*** Block opens ***

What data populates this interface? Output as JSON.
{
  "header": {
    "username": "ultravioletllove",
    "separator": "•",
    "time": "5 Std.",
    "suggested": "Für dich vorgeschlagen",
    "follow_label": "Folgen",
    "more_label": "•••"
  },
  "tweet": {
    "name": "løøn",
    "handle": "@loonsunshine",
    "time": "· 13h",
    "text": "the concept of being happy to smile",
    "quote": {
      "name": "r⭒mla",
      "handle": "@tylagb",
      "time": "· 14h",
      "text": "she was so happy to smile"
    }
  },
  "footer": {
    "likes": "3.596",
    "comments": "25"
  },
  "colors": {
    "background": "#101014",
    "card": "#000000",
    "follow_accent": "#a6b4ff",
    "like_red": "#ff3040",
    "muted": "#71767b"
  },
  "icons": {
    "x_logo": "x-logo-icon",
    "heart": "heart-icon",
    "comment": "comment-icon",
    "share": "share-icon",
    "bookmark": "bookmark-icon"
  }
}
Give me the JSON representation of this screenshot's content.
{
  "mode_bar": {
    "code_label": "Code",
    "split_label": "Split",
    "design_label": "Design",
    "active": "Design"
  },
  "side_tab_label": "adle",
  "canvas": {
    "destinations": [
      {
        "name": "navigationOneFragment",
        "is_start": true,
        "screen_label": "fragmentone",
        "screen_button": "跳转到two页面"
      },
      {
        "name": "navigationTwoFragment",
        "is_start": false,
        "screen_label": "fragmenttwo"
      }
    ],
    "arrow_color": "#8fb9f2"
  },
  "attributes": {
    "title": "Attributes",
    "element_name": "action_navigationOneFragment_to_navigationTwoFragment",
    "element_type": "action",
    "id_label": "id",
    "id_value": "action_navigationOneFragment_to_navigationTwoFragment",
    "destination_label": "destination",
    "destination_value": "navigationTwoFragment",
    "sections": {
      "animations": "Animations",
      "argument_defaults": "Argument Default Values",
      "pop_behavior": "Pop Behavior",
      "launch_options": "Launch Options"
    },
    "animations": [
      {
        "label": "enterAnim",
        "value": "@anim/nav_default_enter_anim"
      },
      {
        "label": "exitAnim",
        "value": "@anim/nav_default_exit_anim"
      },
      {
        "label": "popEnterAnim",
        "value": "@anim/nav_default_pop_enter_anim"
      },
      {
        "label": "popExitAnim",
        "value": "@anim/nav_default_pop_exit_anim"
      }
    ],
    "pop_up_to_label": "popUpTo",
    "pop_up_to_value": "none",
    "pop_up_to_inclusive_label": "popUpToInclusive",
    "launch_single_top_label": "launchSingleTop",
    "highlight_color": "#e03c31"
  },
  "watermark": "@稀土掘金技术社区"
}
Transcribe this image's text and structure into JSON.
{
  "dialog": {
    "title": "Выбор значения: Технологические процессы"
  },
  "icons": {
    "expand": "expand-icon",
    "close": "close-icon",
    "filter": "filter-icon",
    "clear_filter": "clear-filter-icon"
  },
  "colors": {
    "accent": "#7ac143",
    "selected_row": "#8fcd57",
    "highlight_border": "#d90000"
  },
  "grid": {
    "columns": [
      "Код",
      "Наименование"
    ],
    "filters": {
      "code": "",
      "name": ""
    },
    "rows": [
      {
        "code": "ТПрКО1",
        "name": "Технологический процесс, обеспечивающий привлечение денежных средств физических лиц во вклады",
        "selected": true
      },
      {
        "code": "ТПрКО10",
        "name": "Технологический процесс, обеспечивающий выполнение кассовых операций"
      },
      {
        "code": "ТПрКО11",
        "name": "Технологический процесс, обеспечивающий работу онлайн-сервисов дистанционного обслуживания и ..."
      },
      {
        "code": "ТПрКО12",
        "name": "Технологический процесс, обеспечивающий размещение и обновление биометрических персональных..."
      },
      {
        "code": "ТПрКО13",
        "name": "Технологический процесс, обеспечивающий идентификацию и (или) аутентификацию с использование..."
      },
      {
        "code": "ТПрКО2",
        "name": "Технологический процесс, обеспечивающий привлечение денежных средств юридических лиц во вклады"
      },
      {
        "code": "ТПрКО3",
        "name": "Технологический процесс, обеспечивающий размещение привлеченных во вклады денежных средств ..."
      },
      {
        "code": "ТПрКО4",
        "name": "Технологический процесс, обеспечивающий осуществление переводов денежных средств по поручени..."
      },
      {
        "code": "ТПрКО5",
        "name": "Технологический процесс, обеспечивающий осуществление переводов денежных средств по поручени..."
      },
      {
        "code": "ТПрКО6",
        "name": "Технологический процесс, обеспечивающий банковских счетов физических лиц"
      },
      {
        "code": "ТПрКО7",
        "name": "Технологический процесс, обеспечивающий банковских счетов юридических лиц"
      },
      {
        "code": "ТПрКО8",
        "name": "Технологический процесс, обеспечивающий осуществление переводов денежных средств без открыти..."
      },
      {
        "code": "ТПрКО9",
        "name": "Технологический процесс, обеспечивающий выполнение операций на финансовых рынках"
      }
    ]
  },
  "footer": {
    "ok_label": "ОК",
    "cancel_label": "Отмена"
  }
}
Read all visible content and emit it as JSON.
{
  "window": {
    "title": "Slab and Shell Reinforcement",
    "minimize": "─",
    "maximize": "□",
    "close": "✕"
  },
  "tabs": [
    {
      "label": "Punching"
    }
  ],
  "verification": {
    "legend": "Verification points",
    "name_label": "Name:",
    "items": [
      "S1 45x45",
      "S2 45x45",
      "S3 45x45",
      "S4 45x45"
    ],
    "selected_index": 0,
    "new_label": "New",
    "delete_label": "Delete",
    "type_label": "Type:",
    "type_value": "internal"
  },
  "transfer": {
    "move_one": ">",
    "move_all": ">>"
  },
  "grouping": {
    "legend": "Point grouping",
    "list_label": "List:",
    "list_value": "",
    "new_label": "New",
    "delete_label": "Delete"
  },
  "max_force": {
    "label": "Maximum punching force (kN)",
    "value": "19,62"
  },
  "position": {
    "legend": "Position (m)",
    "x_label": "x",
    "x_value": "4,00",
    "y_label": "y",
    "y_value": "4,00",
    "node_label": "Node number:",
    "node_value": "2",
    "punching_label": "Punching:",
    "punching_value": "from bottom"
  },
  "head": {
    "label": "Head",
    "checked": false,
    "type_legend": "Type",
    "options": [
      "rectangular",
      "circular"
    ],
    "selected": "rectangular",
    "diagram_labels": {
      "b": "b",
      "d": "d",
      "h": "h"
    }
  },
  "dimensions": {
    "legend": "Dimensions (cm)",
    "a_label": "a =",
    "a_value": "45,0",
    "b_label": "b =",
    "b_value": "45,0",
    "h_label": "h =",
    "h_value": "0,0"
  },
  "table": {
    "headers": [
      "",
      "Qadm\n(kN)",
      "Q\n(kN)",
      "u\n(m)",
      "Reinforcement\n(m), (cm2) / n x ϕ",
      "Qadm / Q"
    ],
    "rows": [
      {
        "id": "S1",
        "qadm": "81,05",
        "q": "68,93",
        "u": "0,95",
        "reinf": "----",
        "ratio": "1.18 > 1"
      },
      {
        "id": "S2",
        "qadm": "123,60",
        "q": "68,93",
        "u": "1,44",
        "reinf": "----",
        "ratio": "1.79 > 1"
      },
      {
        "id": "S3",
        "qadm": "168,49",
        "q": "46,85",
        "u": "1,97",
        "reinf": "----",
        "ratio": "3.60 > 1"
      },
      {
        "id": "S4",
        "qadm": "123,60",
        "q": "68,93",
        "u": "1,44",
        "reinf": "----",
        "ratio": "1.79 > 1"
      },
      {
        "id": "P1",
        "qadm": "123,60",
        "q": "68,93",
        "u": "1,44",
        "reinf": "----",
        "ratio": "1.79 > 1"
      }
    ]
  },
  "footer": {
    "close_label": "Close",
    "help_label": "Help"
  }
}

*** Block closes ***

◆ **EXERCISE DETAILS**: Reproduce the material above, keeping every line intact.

◆ **TASK ANSWER**:
What data populates this interface? Output as JSON.
{
  "header": {
    "username": "ultravioletllove",
    "separator": "•",
    "time": "5 Std.",
    "suggested": "Für dich vorgeschlagen",
    "follow_label": "Folgen",
    "more_label": "•••"
  },
  "tweet": {
    "name": "løøn",
    "handle": "@loonsunshine",
    "time": "· 13h",
    "text": "the concept of being happy to smile",
    "quote": {
      "name": "r⭒mla",
      "handle": "@tylagb",
      "time": "· 14h",
      "text": "she was so happy to smile"
    }
  },
  "footer": {
    "likes": "3.596",
    "comments": "25"
  },
  "colors": {
    "background": "#101014",
    "card": "#000000",
    "follow_accent": "#a6b4ff",
    "like_red": "#ff3040",
    "muted": "#71767b"
  },
  "icons": {
    "x_logo": "x-logo-icon",
    "heart": "heart-icon",
    "comment": "comment-icon",
    "share": "share-icon",
    "bookmark": "bookmark-icon"
  }
}
Give me the JSON representation of this screenshot's content.
{
  "mode_bar": {
    "code_label": "Code",
    "split_label": "Split",
    "design_label": "Design",
    "active": "Design"
  },
  "side_tab_label": "adle",
  "canvas": {
    "destinations": [
      {
        "name": "navigationOneFragment",
        "is_start": true,
        "screen_label": "fragmentone",
        "screen_button": "跳转到two页面"
      },
      {
        "name": "navigationTwoFragment",
        "is_start": false,
        "screen_label": "fragmenttwo"
      }
    ],
    "arrow_color": "#8fb9f2"
  },
  "attributes": {
    "title": "Attributes",
    "element_name": "action_navigationOneFragment_to_navigationTwoFragment",
    "element_type": "action",
    "id_label": "id",
    "id_value": "action_navigationOneFragment_to_navigationTwoFragment",
    "destination_label": "destination",
    "destination_value": "navigationTwoFragment",
    "sections": {
      "animations": "Animations",
      "argument_defaults": "Argument Default Values",
      "pop_behavior": "Pop Behavior",
      "launch_options": "Launch Options"
    },
    "animations": [
      {
        "label": "enterAnim",
        "value": "@anim/nav_default_enter_anim"
      },
      {
        "label": "exitAnim",
        "value": "@anim/nav_default_exit_anim"
      },
      {
        "label": "popEnterAnim",
        "value": "@anim/nav_default_pop_enter_anim"
      },
      {
        "label": "popExitAnim",
        "value": "@anim/nav_default_pop_exit_anim"
      }
    ],
    "pop_up_to_label": "popUpTo",
    "pop_up_to_value": "none",
    "pop_up_to_inclusive_label": "popUpToInclusive",
    "launch_single_top_label": "launchSingleTop",
    "highlight_color": "#e03c31"
  },
  "watermark": "@稀土掘金技术社区"
}
Transcribe this image's text and structure into JSON.
{
  "dialog": {
    "title": "Выбор значения: Технологические процессы"
  },
  "icons": {
    "expand": "expand-icon",
    "close": "close-icon",
    "filter": "filter-icon",
    "clear_filter": "clear-filter-icon"
  },
  "colors": {
    "accent": "#7ac143",
    "selected_row": "#8fcd57",
    "highlight_border": "#d90000"
  },
  "grid": {
    "columns": [
      "Код",
      "Наименование"
    ],
    "filters": {
      "code": "",
      "name": ""
    },
    "rows": [
      {
        "code": "ТПрКО1",
        "name": "Технологический процесс, обеспечивающий привлечение денежных средств физических лиц во вклады",
        "selected": true
      },
      {
        "code": "ТПрКО10",
        "name": "Технологический процесс, обеспечивающий выполнение кассовых операций"
      },
      {
        "code": "ТПрКО11",
        "name": "Технологический процесс, обеспечивающий работу онлайн-сервисов дистанционного обслуживания и ..."
      },
      {
        "code": "ТПрКО12",
        "name": "Технологический процесс, обеспечивающий размещение и обновление биометрических персональных..."
      },
      {
        "code": "ТПрКО13",
        "name": "Технологический процесс, обеспечивающий идентификацию и (или) аутентификацию с использование..."
      },
      {
        "code": "ТПрКО2",
        "name": "Технологический процесс, обеспечивающий привлечение денежных средств юридических лиц во вклады"
      },
      {
        "code": "ТПрКО3",
        "name": "Технологический процесс, обеспечивающий размещение привлеченных во вклады денежных средств ..."
      },
      {
        "code": "ТПрКО4",
        "name": "Технологический процесс, обеспечивающий осуществление переводов денежных средств по поручени..."
      },
      {
        "code": "ТПрКО5",
        "name": "Технологический процесс, обеспечивающий осуществление переводов денежных средств по поручени..."
      },
      {
        "code": "ТПрКО6",
        "name": "Технологический процесс, обеспечивающий банковских счетов физических лиц"
      },
      {
        "code": "ТПрКО7",
        "name": "Технологический процесс, обеспечивающий банковских счетов юридических лиц"
      },
      {
        "code": "ТПрКО8",
        "name": "Технологический процесс, обеспечивающий осуществление переводов денежных средств без открыти..."
      },
      {
        "code": "ТПрКО9",
        "name": "Технологический процесс, обеспечивающий выполнение операций на финансовых рынках"
      }
    ]
  },
  "footer": {
    "ok_label": "ОК",
    "cancel_label": "Отмена"
  }
}
Read all visible content and emit it as JSON.
{
  "window": {
    "title": "Slab and Shell Reinforcement",
    "minimize": "─",
    "maximize": "□",
    "close": "✕"
  },
  "tabs": [
    {
      "label": "Punching"
    }
  ],
  "verification": {
    "legend": "Verification points",
    "name_label": "Name:",
    "items": [
      "S1 45x45",
      "S2 45x45",
      "S3 45x45",
      "S4 45x45"
    ],
    "selected_index": 0,
    "new_label": "New",
    "delete_label": "Delete",
    "type_label": "Type:",
    "type_value": "internal"
  },
  "transfer": {
    "move_one": ">",
    "move_all": ">>"
  },
  "grouping": {
    "legend": "Point grouping",
    "list_label": "List:",
    "list_value": "",
    "new_label": "New",
    "delete_label": "Delete"
  },
  "max_force": {
    "label": "Maximum punching force (kN)",
    "value": "19,62"
  },
  "position": {
    "legend": "Position (m)",
    "x_label": "x",
    "x_value": "4,00",
    "y_label": "y",
    "y_value": "4,00",
    "node_label": "Node number:",
    "node_value": "2",
    "punching_label": "Punching:",
    "punching_value": "from bottom"
  },
  "head": {
    "label": "Head",
    "checked": false,
    "type_legend": "Type",
    "options": [
      "rectangular",
      "circular"
    ],
    "selected": "rectangular",
    "diagram_labels": {
      "b": "b",
      "d": "d",
      "h": "h"
    }
  },
  "dimensions": {
    "legend": "Dimensions (cm)",
    "a_label": "a =",
    "a_value": "45,0",
    "b_label": "b =",
    "b_value": "45,0",
    "h_label": "h =",
    "h_value": "0,0"
  },
  "table": {
    "headers": [
      "",
      "Qadm\n(kN)",
      "Q\n(kN)",
      "u\n(m)",
      "Reinforcement\n(m), (cm2) / n x ϕ",
      "Qadm / Q"
    ],
    "rows": [
      {
        "id": "S1",
        "qadm": "81,05",
        "q": "68,93",
        "u": "0,95",
        "reinf": "----",
        "ratio": "1.18 > 1"
      },
      {
        "id": "S2",
        "qadm": "123,60",
        "q": "68,93",
        "u": "1,44",
        "reinf": "----",
        "ratio": "1.79 > 1"
      },
      {
        "id": "S3",
        "qadm": "168,49",
        "q": "46,85",
        "u": "1,97",
        "reinf": "----",
        "ratio": "3.60 > 1"
      },
      {
        "id": "S4",
        "qadm": "123,60",
        "q": "68,93",
        "u": "1,44",
        "reinf": "----",
        "ratio": "1.79 > 1"
      },
      {
        "id": "P1",
        "qadm": "123,60",
        "q": "68,93",
        "u": "1,44",
        "reinf": "----",
        "ratio": "1.79 > 1"
      }
    ]
  },
  "footer": {
    "close_label": "Close",
    "help_label": "Help"
  }
}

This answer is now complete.